▶ **Problem to solve**: Report every line below that holds the word "JSON".

▶ **Given records**:
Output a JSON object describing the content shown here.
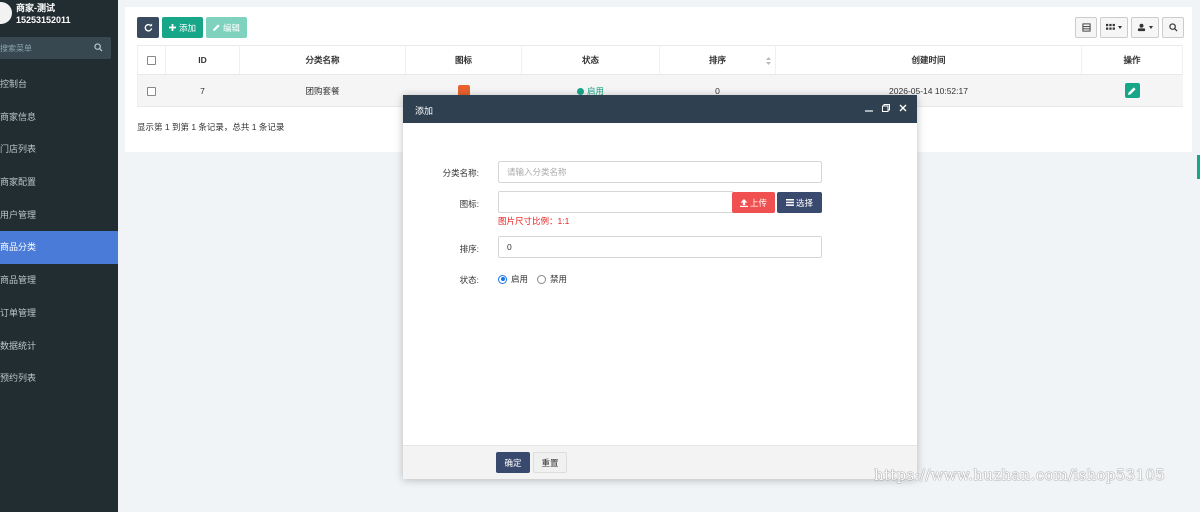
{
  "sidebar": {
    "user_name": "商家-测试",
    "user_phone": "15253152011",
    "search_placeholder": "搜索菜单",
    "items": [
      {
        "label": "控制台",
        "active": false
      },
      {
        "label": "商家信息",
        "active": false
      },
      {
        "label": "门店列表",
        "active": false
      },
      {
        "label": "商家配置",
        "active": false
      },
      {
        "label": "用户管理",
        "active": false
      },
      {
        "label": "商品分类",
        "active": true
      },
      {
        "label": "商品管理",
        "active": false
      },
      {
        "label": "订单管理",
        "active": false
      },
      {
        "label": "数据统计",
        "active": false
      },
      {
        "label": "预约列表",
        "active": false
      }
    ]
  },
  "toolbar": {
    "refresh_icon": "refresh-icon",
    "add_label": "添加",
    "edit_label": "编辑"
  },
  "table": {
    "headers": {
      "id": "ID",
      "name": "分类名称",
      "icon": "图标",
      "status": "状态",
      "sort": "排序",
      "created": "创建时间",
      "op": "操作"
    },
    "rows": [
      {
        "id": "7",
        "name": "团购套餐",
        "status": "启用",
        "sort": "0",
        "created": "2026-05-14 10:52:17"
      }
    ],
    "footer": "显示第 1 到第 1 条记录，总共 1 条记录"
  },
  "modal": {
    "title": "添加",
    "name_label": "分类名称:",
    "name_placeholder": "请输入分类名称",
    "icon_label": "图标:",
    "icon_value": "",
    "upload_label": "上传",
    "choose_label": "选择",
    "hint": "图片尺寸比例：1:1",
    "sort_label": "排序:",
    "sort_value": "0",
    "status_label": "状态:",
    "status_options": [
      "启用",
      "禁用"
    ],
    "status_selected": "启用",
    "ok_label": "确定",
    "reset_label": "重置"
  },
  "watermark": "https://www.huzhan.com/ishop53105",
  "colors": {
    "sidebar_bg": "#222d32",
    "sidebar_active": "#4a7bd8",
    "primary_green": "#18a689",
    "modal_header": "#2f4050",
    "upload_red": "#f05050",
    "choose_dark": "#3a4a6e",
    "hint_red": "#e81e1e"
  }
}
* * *
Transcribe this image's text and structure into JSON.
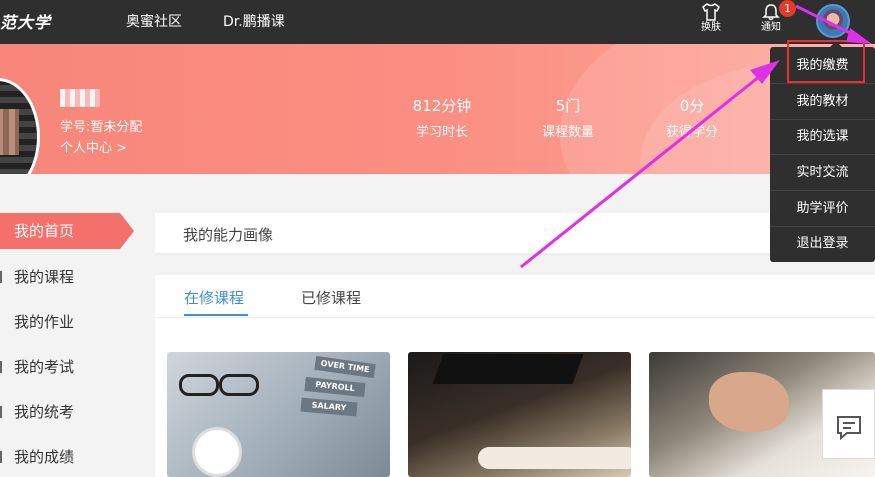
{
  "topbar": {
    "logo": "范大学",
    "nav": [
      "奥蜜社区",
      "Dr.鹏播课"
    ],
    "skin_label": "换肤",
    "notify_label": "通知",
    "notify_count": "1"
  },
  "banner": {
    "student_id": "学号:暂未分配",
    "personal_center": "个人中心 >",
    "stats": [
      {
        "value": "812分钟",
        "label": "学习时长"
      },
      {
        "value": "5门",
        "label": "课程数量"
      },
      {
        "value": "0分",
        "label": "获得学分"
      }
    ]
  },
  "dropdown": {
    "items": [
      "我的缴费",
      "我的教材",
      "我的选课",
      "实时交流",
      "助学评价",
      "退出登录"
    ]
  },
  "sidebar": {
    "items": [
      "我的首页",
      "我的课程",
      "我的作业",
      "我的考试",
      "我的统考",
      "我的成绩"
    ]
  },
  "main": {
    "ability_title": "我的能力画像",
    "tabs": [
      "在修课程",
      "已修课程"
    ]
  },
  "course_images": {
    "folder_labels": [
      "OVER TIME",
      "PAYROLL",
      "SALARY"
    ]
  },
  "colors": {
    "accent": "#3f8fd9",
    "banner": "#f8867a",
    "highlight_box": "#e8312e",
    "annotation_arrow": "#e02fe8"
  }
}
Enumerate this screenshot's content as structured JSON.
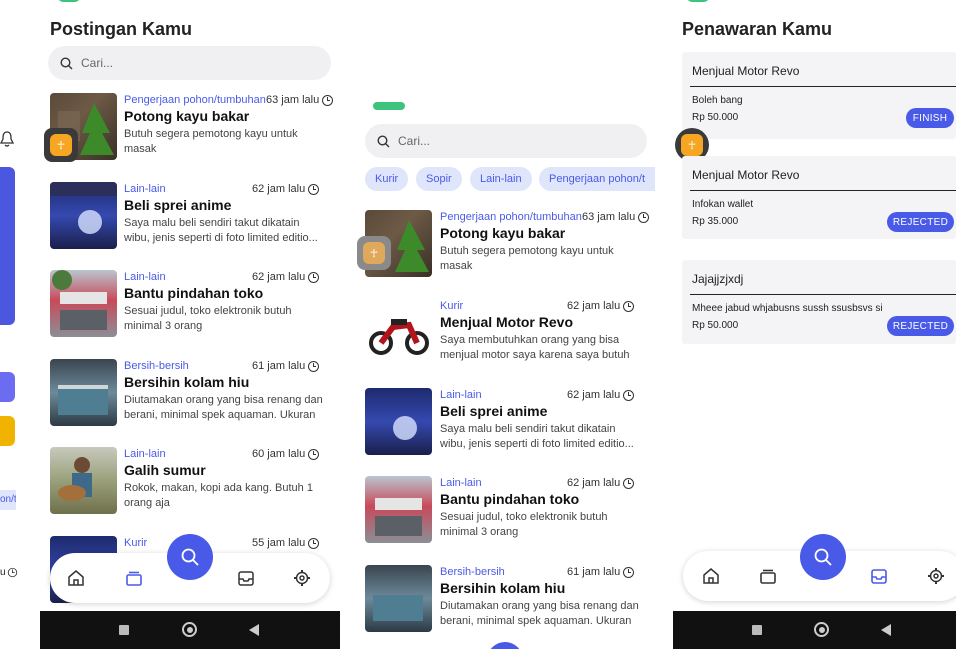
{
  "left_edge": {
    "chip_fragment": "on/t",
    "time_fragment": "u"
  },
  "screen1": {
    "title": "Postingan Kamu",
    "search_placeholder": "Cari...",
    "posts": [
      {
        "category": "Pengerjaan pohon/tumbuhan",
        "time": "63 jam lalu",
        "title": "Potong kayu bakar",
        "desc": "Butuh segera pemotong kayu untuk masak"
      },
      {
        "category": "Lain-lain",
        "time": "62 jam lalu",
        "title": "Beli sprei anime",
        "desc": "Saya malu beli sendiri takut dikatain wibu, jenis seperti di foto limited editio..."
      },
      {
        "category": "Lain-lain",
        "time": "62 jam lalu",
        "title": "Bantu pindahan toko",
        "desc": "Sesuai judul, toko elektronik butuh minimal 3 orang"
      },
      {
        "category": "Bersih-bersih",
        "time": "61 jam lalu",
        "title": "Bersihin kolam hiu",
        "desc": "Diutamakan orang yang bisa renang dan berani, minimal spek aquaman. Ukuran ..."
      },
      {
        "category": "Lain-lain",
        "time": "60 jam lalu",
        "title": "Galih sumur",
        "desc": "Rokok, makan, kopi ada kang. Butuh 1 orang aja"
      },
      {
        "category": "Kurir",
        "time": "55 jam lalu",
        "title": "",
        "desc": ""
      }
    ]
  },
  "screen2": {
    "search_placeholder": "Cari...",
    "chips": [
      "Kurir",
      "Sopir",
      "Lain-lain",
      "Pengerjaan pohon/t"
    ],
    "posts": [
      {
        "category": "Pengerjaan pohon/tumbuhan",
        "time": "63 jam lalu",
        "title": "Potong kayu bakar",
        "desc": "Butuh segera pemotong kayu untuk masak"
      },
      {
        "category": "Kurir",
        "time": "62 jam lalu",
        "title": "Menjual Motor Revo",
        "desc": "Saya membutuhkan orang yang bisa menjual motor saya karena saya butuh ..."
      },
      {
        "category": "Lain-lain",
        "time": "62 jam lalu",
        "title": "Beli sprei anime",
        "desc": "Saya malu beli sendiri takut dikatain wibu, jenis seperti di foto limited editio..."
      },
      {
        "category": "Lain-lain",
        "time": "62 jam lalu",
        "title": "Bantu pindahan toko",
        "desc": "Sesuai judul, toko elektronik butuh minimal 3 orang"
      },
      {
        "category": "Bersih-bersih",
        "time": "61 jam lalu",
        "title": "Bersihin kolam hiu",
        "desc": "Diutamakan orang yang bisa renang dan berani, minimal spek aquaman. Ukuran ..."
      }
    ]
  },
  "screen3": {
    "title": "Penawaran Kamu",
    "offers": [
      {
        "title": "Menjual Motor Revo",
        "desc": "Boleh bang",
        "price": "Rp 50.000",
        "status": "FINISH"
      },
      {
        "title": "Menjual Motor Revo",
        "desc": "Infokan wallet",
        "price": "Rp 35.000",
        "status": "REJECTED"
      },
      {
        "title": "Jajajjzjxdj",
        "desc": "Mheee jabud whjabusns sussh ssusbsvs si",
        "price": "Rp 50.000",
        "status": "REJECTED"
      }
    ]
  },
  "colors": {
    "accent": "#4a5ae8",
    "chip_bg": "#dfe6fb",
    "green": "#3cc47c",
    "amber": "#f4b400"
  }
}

▶ **Answer to the exercise**:
Output a JSON object describing the content shown here.
Transcribe this image's text and structure into JSON.
Enumerate this screenshot's content as structured JSON.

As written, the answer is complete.